- The task: Keep the wording of every entry intact in your copy, and omit the pictures.

- Records for the task:
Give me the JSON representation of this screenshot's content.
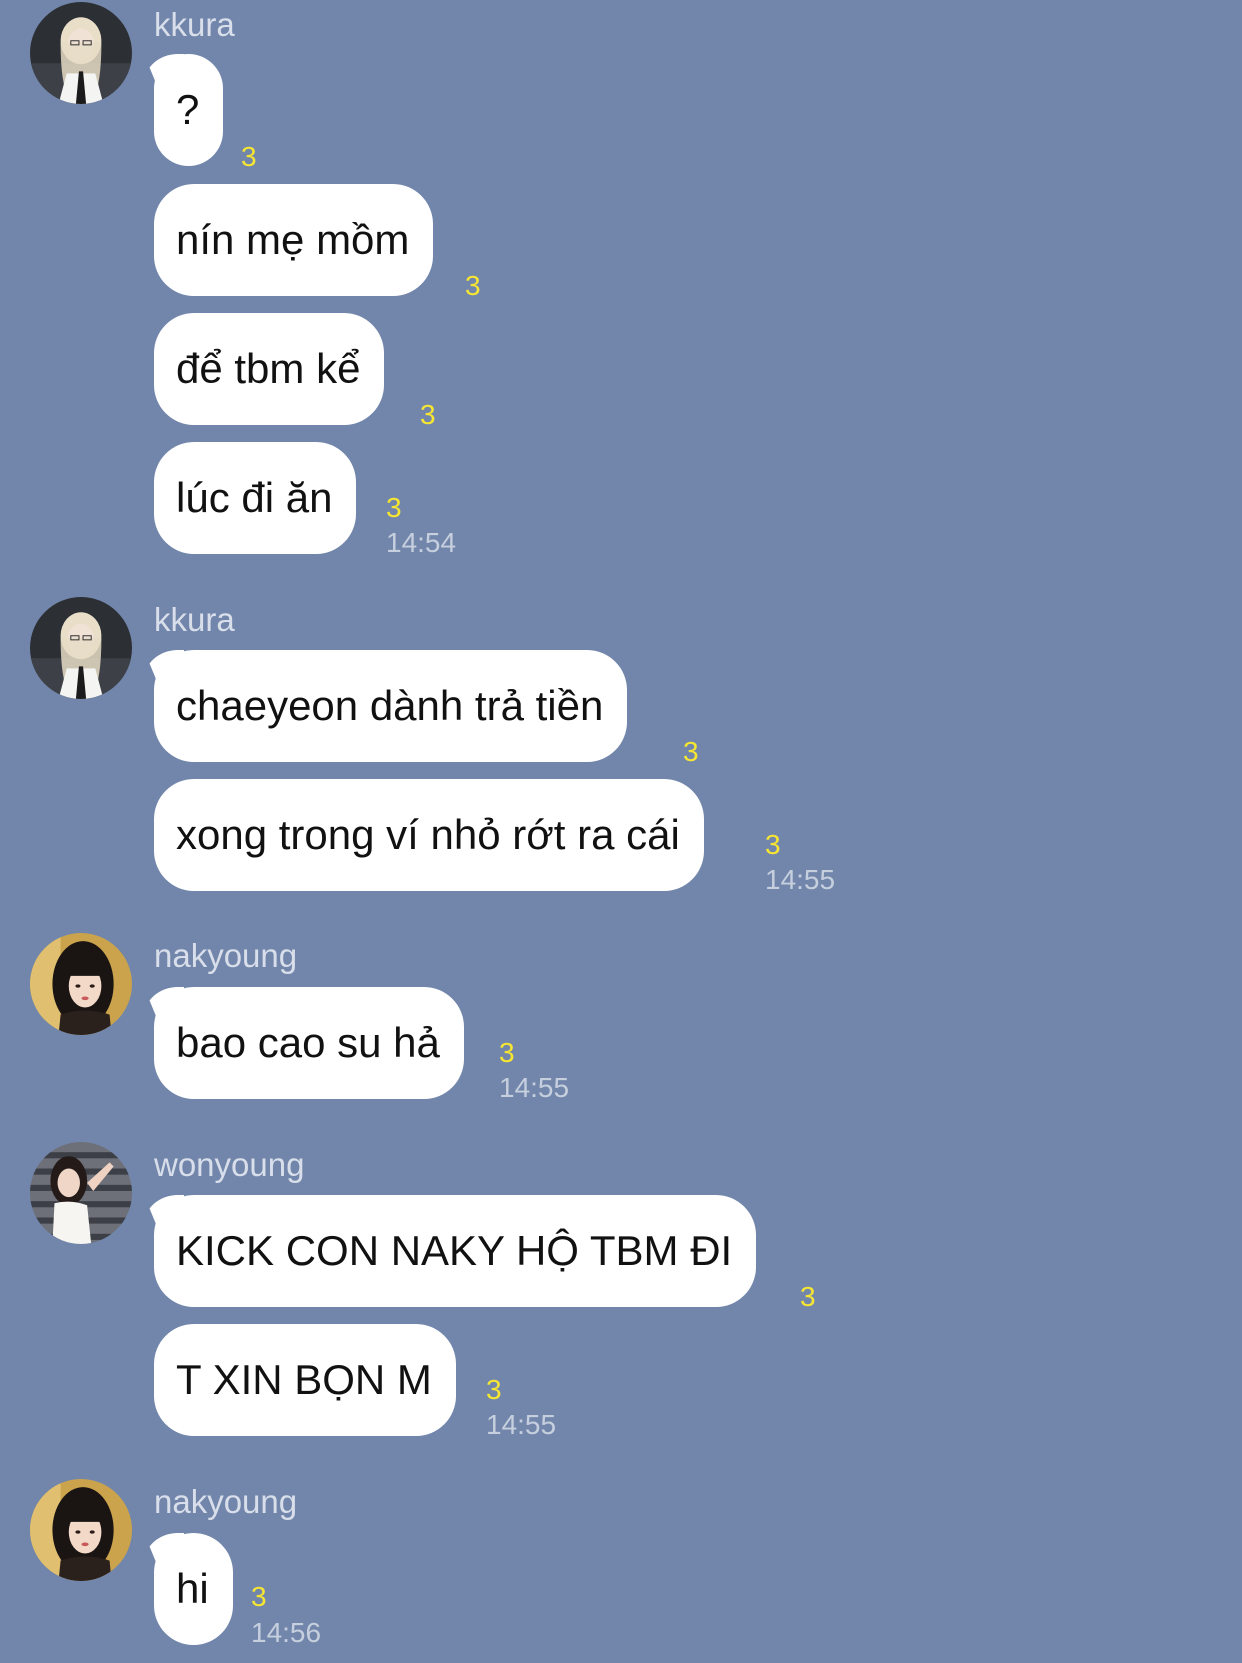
{
  "colors": {
    "background": "#7286ab",
    "bubble": "#ffffff",
    "read_count": "#f6e632",
    "timestamp": "#c6cfde",
    "sender_name": "#d8deea"
  },
  "groups": [
    {
      "sender": "kkura",
      "avatar_icon": "avatar-kkura-photo",
      "messages": [
        {
          "text": "?",
          "read": "3"
        },
        {
          "text": "nín mẹ mồm",
          "read": "3"
        },
        {
          "text": "để tbm kể",
          "read": "3"
        },
        {
          "text": "lúc đi ăn",
          "read": "3",
          "time": "14:54"
        }
      ]
    },
    {
      "sender": "kkura",
      "avatar_icon": "avatar-kkura-photo",
      "messages": [
        {
          "text": "chaeyeon dành trả tiền",
          "read": "3"
        },
        {
          "text": "xong trong ví nhỏ rớt ra cái",
          "read": "3",
          "time": "14:55"
        }
      ]
    },
    {
      "sender": "nakyoung",
      "avatar_icon": "avatar-nakyoung-photo",
      "messages": [
        {
          "text": "bao cao su hả",
          "read": "3",
          "time": "14:55"
        }
      ]
    },
    {
      "sender": "wonyoung",
      "avatar_icon": "avatar-wonyoung-photo",
      "messages": [
        {
          "text": "KICK CON NAKY HỘ TBM ĐI",
          "read": "3"
        },
        {
          "text": "T XIN BỌN M",
          "read": "3",
          "time": "14:55"
        }
      ]
    },
    {
      "sender": "nakyoung",
      "avatar_icon": "avatar-nakyoung-photo",
      "messages": [
        {
          "text": "hi",
          "read": "3",
          "time": "14:56"
        }
      ]
    }
  ]
}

- Finished task:
Give me the JSON representation of this screenshot's content.
{
  "colors": {
    "background": "#7286ab",
    "bubble": "#ffffff",
    "read_count": "#f6e632",
    "timestamp": "#c6cfde",
    "sender_name": "#d8deea"
  },
  "groups": [
    {
      "sender": "kkura",
      "avatar_icon": "avatar-kkura-photo",
      "messages": [
        {
          "text": "?",
          "read": "3"
        },
        {
          "text": "nín mẹ mồm",
          "read": "3"
        },
        {
          "text": "để tbm kể",
          "read": "3"
        },
        {
          "text": "lúc đi ăn",
          "read": "3",
          "time": "14:54"
        }
      ]
    },
    {
      "sender": "kkura",
      "avatar_icon": "avatar-kkura-photo",
      "messages": [
        {
          "text": "chaeyeon dành trả tiền",
          "read": "3"
        },
        {
          "text": "xong trong ví nhỏ rớt ra cái",
          "read": "3",
          "time": "14:55"
        }
      ]
    },
    {
      "sender": "nakyoung",
      "avatar_icon": "avatar-nakyoung-photo",
      "messages": [
        {
          "text": "bao cao su hả",
          "read": "3",
          "time": "14:55"
        }
      ]
    },
    {
      "sender": "wonyoung",
      "avatar_icon": "avatar-wonyoung-photo",
      "messages": [
        {
          "text": "KICK CON NAKY HỘ TBM ĐI",
          "read": "3"
        },
        {
          "text": "T XIN BỌN M",
          "read": "3",
          "time": "14:55"
        }
      ]
    },
    {
      "sender": "nakyoung",
      "avatar_icon": "avatar-nakyoung-photo",
      "messages": [
        {
          "text": "hi",
          "read": "3",
          "time": "14:56"
        }
      ]
    }
  ]
}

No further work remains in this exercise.